(Data under study begins)
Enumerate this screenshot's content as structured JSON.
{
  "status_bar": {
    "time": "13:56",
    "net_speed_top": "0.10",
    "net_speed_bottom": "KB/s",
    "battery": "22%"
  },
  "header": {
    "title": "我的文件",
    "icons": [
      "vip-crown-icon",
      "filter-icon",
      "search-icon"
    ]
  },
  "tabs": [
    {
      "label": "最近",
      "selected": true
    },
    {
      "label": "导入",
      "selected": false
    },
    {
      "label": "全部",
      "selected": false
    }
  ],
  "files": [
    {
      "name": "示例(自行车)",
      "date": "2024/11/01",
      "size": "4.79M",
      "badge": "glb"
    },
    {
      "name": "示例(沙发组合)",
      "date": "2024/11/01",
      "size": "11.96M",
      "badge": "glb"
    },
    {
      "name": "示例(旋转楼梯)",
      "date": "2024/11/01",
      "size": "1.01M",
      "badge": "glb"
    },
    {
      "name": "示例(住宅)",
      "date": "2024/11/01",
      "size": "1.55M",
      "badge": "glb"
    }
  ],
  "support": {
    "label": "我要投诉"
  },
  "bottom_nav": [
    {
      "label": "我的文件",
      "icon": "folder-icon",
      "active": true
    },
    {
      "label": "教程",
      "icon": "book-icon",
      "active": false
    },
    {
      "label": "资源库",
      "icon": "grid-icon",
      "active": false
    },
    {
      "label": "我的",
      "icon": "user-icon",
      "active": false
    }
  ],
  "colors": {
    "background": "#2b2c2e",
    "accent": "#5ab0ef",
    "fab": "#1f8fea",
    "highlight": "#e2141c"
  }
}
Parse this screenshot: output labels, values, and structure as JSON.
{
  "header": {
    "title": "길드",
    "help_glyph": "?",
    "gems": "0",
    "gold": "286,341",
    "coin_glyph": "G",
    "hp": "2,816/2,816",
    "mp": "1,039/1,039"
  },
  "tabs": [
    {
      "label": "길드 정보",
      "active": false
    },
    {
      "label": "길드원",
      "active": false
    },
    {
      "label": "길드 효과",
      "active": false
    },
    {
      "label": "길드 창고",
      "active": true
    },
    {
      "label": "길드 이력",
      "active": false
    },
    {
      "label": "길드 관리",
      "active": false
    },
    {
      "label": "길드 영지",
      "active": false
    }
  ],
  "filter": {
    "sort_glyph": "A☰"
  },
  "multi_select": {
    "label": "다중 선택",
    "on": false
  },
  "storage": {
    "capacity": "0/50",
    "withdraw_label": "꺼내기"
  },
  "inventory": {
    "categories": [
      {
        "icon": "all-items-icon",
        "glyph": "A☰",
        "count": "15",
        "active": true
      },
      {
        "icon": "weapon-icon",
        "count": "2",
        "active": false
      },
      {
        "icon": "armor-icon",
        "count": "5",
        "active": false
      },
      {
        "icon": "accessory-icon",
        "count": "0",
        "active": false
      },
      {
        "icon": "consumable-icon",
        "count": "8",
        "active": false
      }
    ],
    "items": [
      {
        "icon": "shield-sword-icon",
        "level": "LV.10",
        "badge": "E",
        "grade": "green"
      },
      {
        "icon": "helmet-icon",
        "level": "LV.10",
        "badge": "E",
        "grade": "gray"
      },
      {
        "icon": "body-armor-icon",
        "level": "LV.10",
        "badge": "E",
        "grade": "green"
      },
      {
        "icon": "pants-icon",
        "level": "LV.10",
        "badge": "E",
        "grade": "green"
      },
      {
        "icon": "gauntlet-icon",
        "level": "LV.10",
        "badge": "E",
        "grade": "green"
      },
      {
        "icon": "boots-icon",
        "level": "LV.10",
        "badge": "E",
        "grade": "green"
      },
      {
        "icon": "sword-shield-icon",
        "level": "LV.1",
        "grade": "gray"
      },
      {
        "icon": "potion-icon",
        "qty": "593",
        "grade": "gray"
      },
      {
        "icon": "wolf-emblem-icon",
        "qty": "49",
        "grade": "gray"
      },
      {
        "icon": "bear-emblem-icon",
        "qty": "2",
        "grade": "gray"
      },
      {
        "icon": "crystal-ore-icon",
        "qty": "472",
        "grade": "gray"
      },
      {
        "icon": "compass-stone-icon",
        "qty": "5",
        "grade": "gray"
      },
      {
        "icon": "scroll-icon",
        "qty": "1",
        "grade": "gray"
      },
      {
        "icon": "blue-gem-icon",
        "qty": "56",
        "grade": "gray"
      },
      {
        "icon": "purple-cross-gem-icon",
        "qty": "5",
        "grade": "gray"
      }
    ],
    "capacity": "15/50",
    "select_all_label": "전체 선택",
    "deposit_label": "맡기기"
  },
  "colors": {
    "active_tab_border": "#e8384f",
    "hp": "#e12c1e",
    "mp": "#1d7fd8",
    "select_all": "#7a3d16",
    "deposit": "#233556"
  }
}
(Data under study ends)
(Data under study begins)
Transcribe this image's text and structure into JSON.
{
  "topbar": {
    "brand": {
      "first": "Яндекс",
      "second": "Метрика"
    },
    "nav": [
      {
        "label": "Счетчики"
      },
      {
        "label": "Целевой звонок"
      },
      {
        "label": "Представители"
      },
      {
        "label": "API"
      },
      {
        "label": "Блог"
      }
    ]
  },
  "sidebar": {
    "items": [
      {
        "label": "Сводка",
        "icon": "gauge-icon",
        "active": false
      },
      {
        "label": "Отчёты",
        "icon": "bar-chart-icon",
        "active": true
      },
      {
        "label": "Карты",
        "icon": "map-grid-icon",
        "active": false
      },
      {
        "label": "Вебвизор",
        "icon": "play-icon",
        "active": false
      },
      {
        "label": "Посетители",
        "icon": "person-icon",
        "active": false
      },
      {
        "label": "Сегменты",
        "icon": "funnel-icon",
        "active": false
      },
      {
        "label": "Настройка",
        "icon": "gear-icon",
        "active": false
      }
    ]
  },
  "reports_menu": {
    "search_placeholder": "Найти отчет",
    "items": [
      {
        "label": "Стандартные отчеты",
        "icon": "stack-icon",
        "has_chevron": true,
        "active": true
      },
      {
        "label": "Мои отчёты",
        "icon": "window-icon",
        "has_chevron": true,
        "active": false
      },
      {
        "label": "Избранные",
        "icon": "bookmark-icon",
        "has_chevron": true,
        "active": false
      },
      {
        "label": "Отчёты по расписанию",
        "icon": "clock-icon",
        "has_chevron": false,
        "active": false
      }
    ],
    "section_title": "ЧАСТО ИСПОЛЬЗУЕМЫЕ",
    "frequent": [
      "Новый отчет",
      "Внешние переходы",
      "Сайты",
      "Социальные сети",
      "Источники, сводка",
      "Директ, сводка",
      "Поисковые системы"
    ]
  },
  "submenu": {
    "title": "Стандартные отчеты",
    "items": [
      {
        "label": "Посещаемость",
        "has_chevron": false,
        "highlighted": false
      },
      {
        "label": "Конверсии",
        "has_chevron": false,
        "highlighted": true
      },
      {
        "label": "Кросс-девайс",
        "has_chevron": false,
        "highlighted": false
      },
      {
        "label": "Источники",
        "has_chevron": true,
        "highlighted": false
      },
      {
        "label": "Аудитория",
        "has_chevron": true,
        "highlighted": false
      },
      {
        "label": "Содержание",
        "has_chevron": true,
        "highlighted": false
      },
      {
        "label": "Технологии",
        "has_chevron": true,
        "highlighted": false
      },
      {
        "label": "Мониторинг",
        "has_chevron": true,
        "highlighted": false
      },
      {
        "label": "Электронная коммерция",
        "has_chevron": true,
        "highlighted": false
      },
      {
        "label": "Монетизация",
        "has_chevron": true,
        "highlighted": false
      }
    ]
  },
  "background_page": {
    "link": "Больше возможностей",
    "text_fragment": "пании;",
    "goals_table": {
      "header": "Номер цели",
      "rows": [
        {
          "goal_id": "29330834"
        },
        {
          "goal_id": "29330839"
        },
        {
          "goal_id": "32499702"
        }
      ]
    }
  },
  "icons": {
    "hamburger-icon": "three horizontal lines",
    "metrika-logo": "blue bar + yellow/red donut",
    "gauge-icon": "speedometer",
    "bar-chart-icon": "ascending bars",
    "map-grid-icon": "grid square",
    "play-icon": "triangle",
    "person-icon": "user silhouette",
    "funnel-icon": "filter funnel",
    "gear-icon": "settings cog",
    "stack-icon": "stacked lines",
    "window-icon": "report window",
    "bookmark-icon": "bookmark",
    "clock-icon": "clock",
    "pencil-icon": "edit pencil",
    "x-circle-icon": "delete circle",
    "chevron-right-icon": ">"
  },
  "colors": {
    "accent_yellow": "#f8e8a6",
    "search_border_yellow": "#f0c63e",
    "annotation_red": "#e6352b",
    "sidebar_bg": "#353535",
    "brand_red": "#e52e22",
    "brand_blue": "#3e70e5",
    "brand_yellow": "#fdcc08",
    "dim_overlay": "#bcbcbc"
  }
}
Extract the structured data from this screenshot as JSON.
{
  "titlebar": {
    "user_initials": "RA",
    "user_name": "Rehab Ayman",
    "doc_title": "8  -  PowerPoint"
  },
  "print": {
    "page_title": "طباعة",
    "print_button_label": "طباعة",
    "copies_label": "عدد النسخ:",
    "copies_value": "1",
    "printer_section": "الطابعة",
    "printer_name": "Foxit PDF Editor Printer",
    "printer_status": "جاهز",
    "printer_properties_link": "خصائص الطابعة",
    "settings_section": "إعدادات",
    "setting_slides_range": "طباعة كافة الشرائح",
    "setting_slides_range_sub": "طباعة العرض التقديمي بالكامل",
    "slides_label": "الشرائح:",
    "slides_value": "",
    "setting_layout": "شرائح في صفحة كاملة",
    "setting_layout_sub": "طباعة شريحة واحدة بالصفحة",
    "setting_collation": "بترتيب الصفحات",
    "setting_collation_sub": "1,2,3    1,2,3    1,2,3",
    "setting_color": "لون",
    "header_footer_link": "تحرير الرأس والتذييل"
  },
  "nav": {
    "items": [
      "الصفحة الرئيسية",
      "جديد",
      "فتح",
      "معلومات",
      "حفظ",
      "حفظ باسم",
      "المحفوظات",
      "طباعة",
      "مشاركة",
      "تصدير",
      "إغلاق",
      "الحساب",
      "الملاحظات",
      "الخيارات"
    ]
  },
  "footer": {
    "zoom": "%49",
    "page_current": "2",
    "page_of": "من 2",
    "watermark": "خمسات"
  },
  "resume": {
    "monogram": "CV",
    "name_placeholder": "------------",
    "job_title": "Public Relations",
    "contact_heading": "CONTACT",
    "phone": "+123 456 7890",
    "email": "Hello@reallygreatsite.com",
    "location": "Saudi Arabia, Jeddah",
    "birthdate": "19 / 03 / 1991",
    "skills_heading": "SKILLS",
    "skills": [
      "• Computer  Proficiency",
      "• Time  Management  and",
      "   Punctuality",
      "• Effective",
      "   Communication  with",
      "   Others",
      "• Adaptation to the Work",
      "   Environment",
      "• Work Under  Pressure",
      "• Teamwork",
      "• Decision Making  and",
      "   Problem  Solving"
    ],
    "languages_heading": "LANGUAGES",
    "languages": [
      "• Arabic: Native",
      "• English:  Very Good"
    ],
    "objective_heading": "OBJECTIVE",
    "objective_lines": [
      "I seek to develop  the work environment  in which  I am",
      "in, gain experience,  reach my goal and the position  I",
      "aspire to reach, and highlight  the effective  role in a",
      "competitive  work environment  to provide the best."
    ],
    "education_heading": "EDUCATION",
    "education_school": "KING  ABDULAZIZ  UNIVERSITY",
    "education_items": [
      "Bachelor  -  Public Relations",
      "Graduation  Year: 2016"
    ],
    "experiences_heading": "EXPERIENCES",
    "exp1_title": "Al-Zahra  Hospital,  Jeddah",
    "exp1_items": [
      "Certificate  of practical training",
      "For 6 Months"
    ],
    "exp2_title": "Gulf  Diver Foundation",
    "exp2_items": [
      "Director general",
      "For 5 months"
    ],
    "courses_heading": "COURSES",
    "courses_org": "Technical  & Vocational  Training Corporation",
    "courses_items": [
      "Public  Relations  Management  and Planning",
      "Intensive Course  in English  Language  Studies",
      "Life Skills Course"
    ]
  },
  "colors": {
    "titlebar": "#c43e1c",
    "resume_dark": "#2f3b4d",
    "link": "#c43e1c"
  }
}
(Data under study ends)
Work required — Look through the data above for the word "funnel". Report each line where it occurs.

Output below —
        "icon": "funnel-icon",
    "funnel-icon": "filter funnel",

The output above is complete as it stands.